This realization was reaffirmed for me while scrolling through Facebook a few weeks ago. I came across a shared post by a woman named Tiffany Watkins who posted a pictures of herself in a bra and undies holding her young son Austyn. In the pictures, Austyn can be seen grabbing moms’ glasses, mimicking her faces, and laughing. His gleeful expression and love of his mom is obvious, but what’s more obvious is her love of him and love of the moment they’re sharing. I loved this post and shared it on my own page, and with Tiffany’s permission I’m sharing it here as well. I think we can all learn something from Tiffany’s post, mom or not, that you should celebrate love, moments, and memories free from fear of appearance or judgment of others.

The post has been shared quite a few times and other women applaud and find courage in her adorable post because in it she’s not just honest but she’s real. I encourage other women to share the love they’ve captured in pictures and share it without that, “oh no look at my legs” or “look at this” reaction that we’ve all had to a picture. In ten years, when you look back at that picture you were reluctant to share odds are you won’t remember that you thought your thighs were too big or your arms weren’t positioned right instead what you’ll remember is the happiness of that moment and the memory it left you with; you’ll remember happiness not self- judgment.

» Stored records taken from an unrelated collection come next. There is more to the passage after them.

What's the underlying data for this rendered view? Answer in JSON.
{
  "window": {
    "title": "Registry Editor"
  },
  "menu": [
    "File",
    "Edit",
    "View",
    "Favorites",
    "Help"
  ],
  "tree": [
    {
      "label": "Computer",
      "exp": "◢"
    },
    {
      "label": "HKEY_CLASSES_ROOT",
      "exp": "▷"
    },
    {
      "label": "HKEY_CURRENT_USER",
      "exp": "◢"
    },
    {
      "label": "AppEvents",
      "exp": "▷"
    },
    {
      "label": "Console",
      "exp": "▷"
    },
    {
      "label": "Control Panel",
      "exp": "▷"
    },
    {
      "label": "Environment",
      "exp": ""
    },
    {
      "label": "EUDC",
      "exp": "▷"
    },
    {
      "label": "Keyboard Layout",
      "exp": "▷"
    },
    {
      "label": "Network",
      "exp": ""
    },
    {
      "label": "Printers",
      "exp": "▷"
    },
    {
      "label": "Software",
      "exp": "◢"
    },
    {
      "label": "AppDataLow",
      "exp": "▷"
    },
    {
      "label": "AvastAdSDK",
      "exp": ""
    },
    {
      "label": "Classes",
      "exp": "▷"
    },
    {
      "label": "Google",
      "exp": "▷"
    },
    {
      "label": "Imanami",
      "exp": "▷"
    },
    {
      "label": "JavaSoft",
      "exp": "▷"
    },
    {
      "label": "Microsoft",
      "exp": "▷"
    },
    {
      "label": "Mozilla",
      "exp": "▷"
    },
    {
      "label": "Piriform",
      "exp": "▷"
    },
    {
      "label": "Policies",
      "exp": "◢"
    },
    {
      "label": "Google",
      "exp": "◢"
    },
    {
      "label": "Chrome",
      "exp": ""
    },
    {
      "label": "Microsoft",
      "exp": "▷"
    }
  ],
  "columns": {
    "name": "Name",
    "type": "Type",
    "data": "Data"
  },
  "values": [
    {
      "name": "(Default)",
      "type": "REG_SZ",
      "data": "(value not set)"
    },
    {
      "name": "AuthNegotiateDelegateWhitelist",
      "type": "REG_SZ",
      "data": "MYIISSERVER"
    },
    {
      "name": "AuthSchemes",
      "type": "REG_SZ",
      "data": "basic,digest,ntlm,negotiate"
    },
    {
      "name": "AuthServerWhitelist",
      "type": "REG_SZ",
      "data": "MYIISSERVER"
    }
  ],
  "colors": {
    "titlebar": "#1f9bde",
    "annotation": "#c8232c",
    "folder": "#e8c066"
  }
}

All in all, I don’t think anyone has ever taken a “perfect” picture, but we’ve all taken ones embroidered with love and happiness, and those things should be celebrated and cherished. I applaud Tiffany and I think her pictures are so simple yet mean so much. On Austyn’s first day of kindergarten she may come across those pictures, and not remember how she felt about her appearance that day but how small Austyn was then and all the memories surrounding that time. So my message to women who think twice about posting, POST IT! Share that love, that happiness and be proud of the life you’re living and the life you’ve built with the ones you love most. Don’t let anyone anywhere ever tell you otherwise because having an abundance of love in your life will always trump a “beach body”. Be rich in love not materialism.